    When I was a teenager and just learning to fly fish I used to put my float tube in lake Sutherland. I would generally put in at the launch on south shore road, then kick a ways down the southern shoreline heading west till the first little cove. Then I would fish that cove. Had a lot of fun times catching cookie cutter rainbows
  4. Pooh's Ponds can be fun for a quick big trout fix. The owner maintains two ponds, $5 to fish the one for trout up to 24" and the other $25 pond for trout up to 30". Very scenic spot too. You can get directions by Googling Pooh's Ponds.
    Mark Kraniger likes this.
  5. Waters West is a great fly shop!
  6. If you have access to a boat, you might want to try Lake Crescent. I fished there a couple of days ago in the rain with Jim Speaker. Although the fishing was kind of slow, we persisted in the rain (rained nearly all day...and we fished all day), and ended up bringing to the net a few smaller (12" to 14") Beardslee Rainbows and a couple of cutthroat (exact subspecies yet to be determined).
    I brought only one cutthroat to the net (had another one on long enough to ID that it was a cutthroat), but it was a beauty! The tip-top of its dorsal fin was bright red! I didn't have my camera along, but the "other" Jim got a pic of it underwater!
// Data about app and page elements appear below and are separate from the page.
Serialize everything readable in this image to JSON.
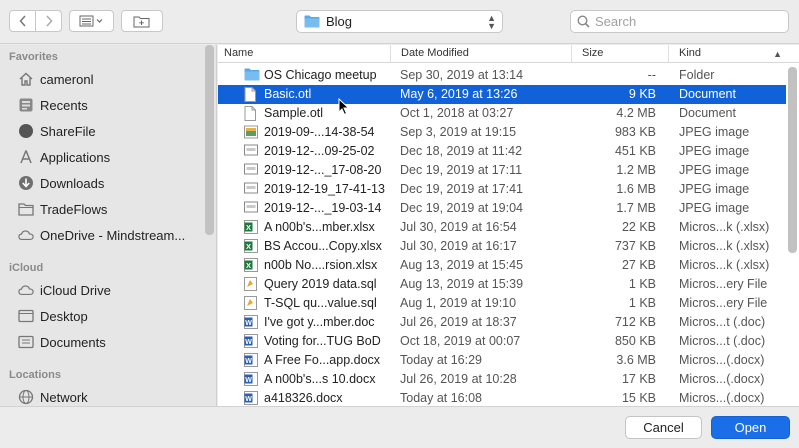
{
  "toolbar": {
    "location": "Blog",
    "search_placeholder": "Search"
  },
  "sidebar": {
    "favorites_heading": "Favorites",
    "favorites": [
      {
        "label": "cameronl",
        "icon": "home-icon"
      },
      {
        "label": "Recents",
        "icon": "clock-icon"
      },
      {
        "label": "ShareFile",
        "icon": "sharefile-icon"
      },
      {
        "label": "Applications",
        "icon": "applications-icon"
      },
      {
        "label": "Downloads",
        "icon": "download-icon"
      },
      {
        "label": "TradeFlows",
        "icon": "folder-icon"
      },
      {
        "label": "OneDrive - Mindstream...",
        "icon": "cloud-icon"
      }
    ],
    "icloud_heading": "iCloud",
    "icloud": [
      {
        "label": "iCloud Drive",
        "icon": "cloud-icon"
      },
      {
        "label": "Desktop",
        "icon": "desktop-icon"
      },
      {
        "label": "Documents",
        "icon": "document-icon"
      }
    ],
    "locations_heading": "Locations",
    "locations": [
      {
        "label": "Network",
        "icon": "globe-icon"
      }
    ]
  },
  "columns": {
    "name": "Name",
    "date": "Date Modified",
    "size": "Size",
    "kind": "Kind"
  },
  "files": [
    {
      "name": "OS Chicago meetup",
      "date": "Sep 30, 2019 at 13:14",
      "size": "--",
      "kind": "Folder",
      "type": "folder"
    },
    {
      "name": "Basic.otl",
      "date": "May 6, 2019 at 13:26",
      "size": "9 KB",
      "kind": "Document",
      "type": "doc",
      "selected": true
    },
    {
      "name": "Sample.otl",
      "date": "Oct 1, 2018 at 03:27",
      "size": "4.2 MB",
      "kind": "Document",
      "type": "doc"
    },
    {
      "name": "2019-09-...14-38-54",
      "date": "Sep 3, 2019 at 19:15",
      "size": "983 KB",
      "kind": "JPEG image",
      "type": "jpg-color"
    },
    {
      "name": "2019-12-...09-25-02",
      "date": "Dec 18, 2019 at 11:42",
      "size": "451 KB",
      "kind": "JPEG image",
      "type": "jpg"
    },
    {
      "name": "2019-12-..._17-08-20",
      "date": "Dec 19, 2019 at 17:11",
      "size": "1.2 MB",
      "kind": "JPEG image",
      "type": "jpg"
    },
    {
      "name": "2019-12-19_17-41-13",
      "date": "Dec 19, 2019 at 17:41",
      "size": "1.6 MB",
      "kind": "JPEG image",
      "type": "jpg"
    },
    {
      "name": "2019-12-..._19-03-14",
      "date": "Dec 19, 2019 at 19:04",
      "size": "1.7 MB",
      "kind": "JPEG image",
      "type": "jpg"
    },
    {
      "name": "A  n00b's...mber.xlsx",
      "date": "Jul 30, 2019 at 16:54",
      "size": "22 KB",
      "kind": "Micros...k (.xlsx)",
      "type": "xlsx"
    },
    {
      "name": "BS Accou...Copy.xlsx",
      "date": "Jul 30, 2019 at 16:17",
      "size": "737 KB",
      "kind": "Micros...k (.xlsx)",
      "type": "xlsx"
    },
    {
      "name": "n00b No....rsion.xlsx",
      "date": "Aug 13, 2019 at 15:45",
      "size": "27 KB",
      "kind": "Micros...k (.xlsx)",
      "type": "xlsx"
    },
    {
      "name": "Query 2019 data.sql",
      "date": "Aug 13, 2019 at 15:39",
      "size": "1 KB",
      "kind": "Micros...ery File",
      "type": "sql"
    },
    {
      "name": "T-SQL qu...value.sql",
      "date": "Aug 1, 2019 at 19:10",
      "size": "1 KB",
      "kind": "Micros...ery File",
      "type": "sql"
    },
    {
      "name": "I've got y...mber.doc",
      "date": "Jul 26, 2019 at 18:37",
      "size": "712 KB",
      "kind": "Micros...t (.doc)",
      "type": "word"
    },
    {
      "name": "Voting for...TUG BoD",
      "date": "Oct 18, 2019 at 00:07",
      "size": "850 KB",
      "kind": "Micros...t (.doc)",
      "type": "word"
    },
    {
      "name": "A Free Fo...app.docx",
      "date": "Today at 16:29",
      "size": "3.6 MB",
      "kind": "Micros...(.docx)",
      "type": "word"
    },
    {
      "name": "A n00b's...s 10.docx",
      "date": "Jul 26, 2019 at 10:28",
      "size": "17 KB",
      "kind": "Micros...(.docx)",
      "type": "word"
    },
    {
      "name": "a418326.docx",
      "date": "Today at 16:08",
      "size": "15 KB",
      "kind": "Micros...(.docx)",
      "type": "word"
    }
  ],
  "footer": {
    "cancel_label": "Cancel",
    "open_label": "Open"
  },
  "colors": {
    "selection": "#1162d8",
    "primary_button": "#1a6ee8",
    "folder_blue": "#5aa9e6",
    "excel_green": "#1f7a3f",
    "word_blue": "#2b5fb5"
  }
}
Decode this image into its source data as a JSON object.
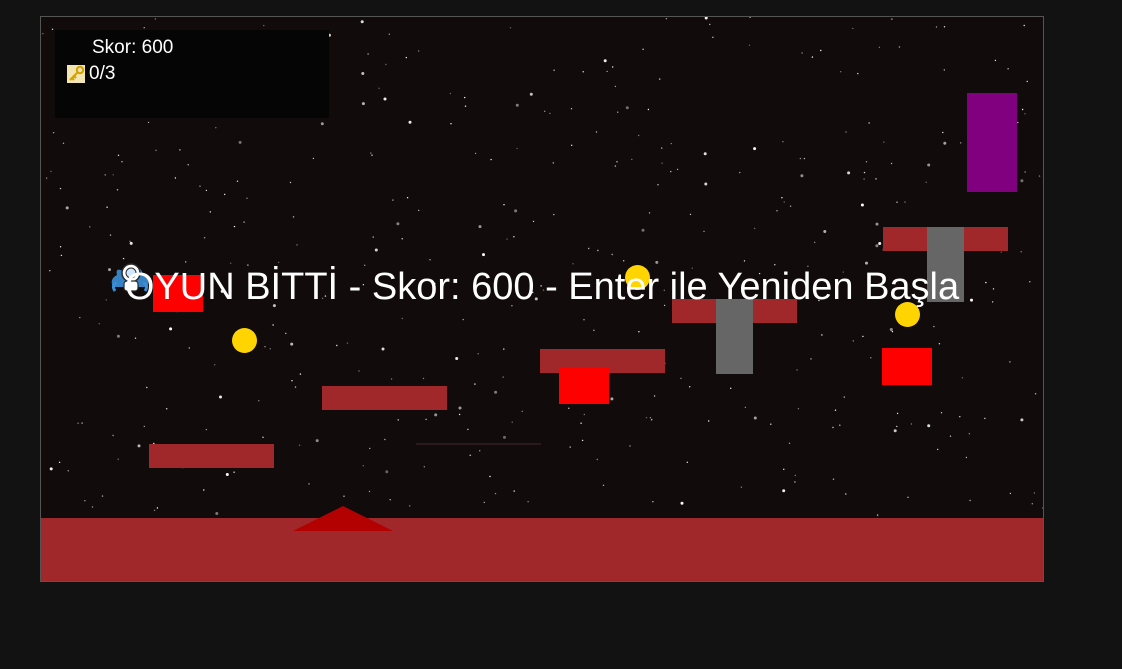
{
  "hud": {
    "score_text": "Skor: 600",
    "keys_text": "0/3",
    "key_icon": "key-icon"
  },
  "game_over": {
    "message": "OYUN BİTTİ - Skor: 600 - Enter ile Yeniden Başla"
  },
  "colors": {
    "background": "#120b0c",
    "platform": "#a0282a",
    "enemy": "#ff0000",
    "pillar": "#666666",
    "coin": "#ffd400",
    "door": "#800080",
    "spike": "#b30000"
  }
}
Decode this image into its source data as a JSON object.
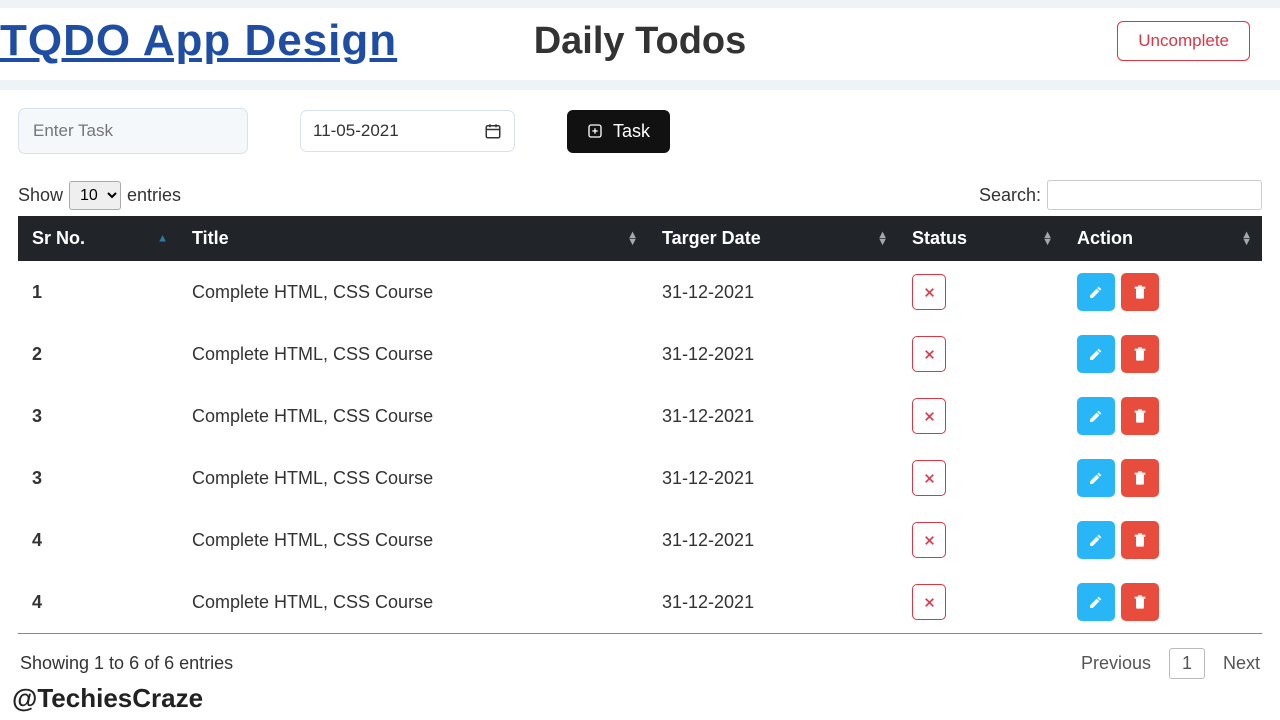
{
  "header": {
    "app_title": "TQDO App Design",
    "page_title": "Daily Todos",
    "uncomplete_btn": "Uncomplete"
  },
  "form": {
    "task_placeholder": "Enter Task",
    "date_value": "11-05-2021",
    "add_btn_label": "Task"
  },
  "table_controls": {
    "show_label": "Show",
    "entries_label": "entries",
    "page_size": "10",
    "search_label": "Search:"
  },
  "columns": {
    "srno": "Sr No.",
    "title": "Title",
    "target_date": "Targer Date",
    "status": "Status",
    "action": "Action"
  },
  "rows": [
    {
      "srno": "1",
      "title": "Complete HTML, CSS Course",
      "date": "31-12-2021"
    },
    {
      "srno": "2",
      "title": "Complete HTML, CSS Course",
      "date": "31-12-2021"
    },
    {
      "srno": "3",
      "title": "Complete HTML, CSS Course",
      "date": "31-12-2021"
    },
    {
      "srno": "3",
      "title": "Complete HTML, CSS Course",
      "date": "31-12-2021"
    },
    {
      "srno": "4",
      "title": "Complete HTML, CSS Course",
      "date": "31-12-2021"
    },
    {
      "srno": "4",
      "title": "Complete HTML, CSS Course",
      "date": "31-12-2021"
    }
  ],
  "footer": {
    "info": "Showing 1 to 6 of 6 entries",
    "prev": "Previous",
    "page": "1",
    "next": "Next"
  },
  "watermark": "@TechiesCraze"
}
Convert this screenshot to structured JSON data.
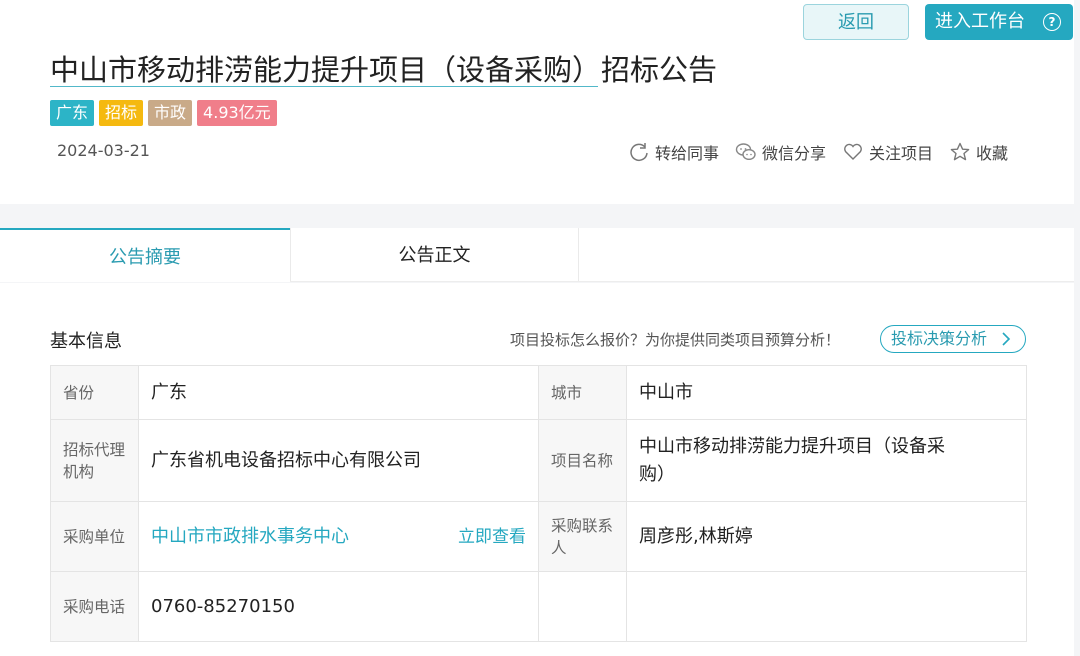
{
  "header": {
    "back_label": "返回",
    "workbench_label": "进入工作台",
    "help_icon_glyph": "?",
    "title": "中山市移动排涝能力提升项目（设备采购）招标公告",
    "tags": [
      {
        "label": "广东",
        "color": "#2cb4c7"
      },
      {
        "label": "招标",
        "color": "#f5b90f"
      },
      {
        "label": "市政",
        "color": "#c9aa88"
      },
      {
        "label": "4.93亿元",
        "color": "#f07e8a"
      }
    ],
    "date": "2024-03-21",
    "actions": [
      {
        "label": "转给同事",
        "icon": "forward-icon"
      },
      {
        "label": "微信分享",
        "icon": "wechat-icon"
      },
      {
        "label": "关注项目",
        "icon": "heart-icon"
      },
      {
        "label": "收藏",
        "icon": "star-icon"
      }
    ]
  },
  "tabs": [
    {
      "label": "公告摘要",
      "active": true
    },
    {
      "label": "公告正文",
      "active": false
    }
  ],
  "basic_info": {
    "section_title": "基本信息",
    "hint": "项目投标怎么报价？为你提供同类项目预算分析！",
    "analysis_label": "投标决策分析",
    "rows": [
      {
        "l1": "省份",
        "v1": "广东",
        "l2": "城市",
        "v2": "中山市"
      },
      {
        "l1": "招标代理机构",
        "v1": "广东省机电设备招标中心有限公司",
        "l2": "项目名称",
        "v2": "中山市移动排涝能力提升项目（设备采购）"
      },
      {
        "l1": "采购单位",
        "v1": "中山市市政排水事务中心",
        "v1_action": "立即查看",
        "l2": "采购联系人",
        "v2": "周彦彤,林斯婷"
      },
      {
        "l1": "采购电话",
        "v1": "0760-85270150",
        "l2": "",
        "v2": ""
      }
    ]
  },
  "colors": {
    "accent": "#25a8c0",
    "link": "#25a8c0"
  }
}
    I'll let Jim give his full report when he returns, as this was his gig, and I just joined him for one day.

    It wasn't the hottest trout fishing, but it was cool to finally catch and experience a Beardslee 'bow close up. Words can't do these beautiful, bluebacked trout justice. You'll have to see Jim's pics when he posts them.

    I'll give you a couple of tips. Use a Kokanee fry pattern. Blueback/whitebelly. Troll it on a deep sinking line, or cast it to the shoreline using a type 3 full-sinker. Experiment with retrieves. The fry we saw looked to be about 2 1/2" to 3" long already. Somehow, I managed to flail a 2" streamer 40' using an old Cortland 333 6 wt. type 3 full-sinking line on my 9' TFO Jim Teeny 4 wt. And it didn't seem to hurt my arm! :)

    You can see the bottom at 55 feet or so. The trout can easily see you if you are standing in your boat and casting. You can observe some trout cruising, if you wear your polaroids.

    Also, I just checked the river gages, and it looks like some of them are dropping into fishable levels!

    However, I am going surfing today, since it looks just about right for an old man.:cool:
    Jeff Dodd likes this.
  7. I know this may sound crazy, but Seiku is right up the Strait and if you have a boat to make it out you might want to consider the sea bass/rock bass.
  8. Even if you don't have a boat, there's plenty of places to fish Crescent from shore!
  9. We saw a guy casting a fly from a roadside pullout off of 101, and waved at him as we drove by.

Share This Page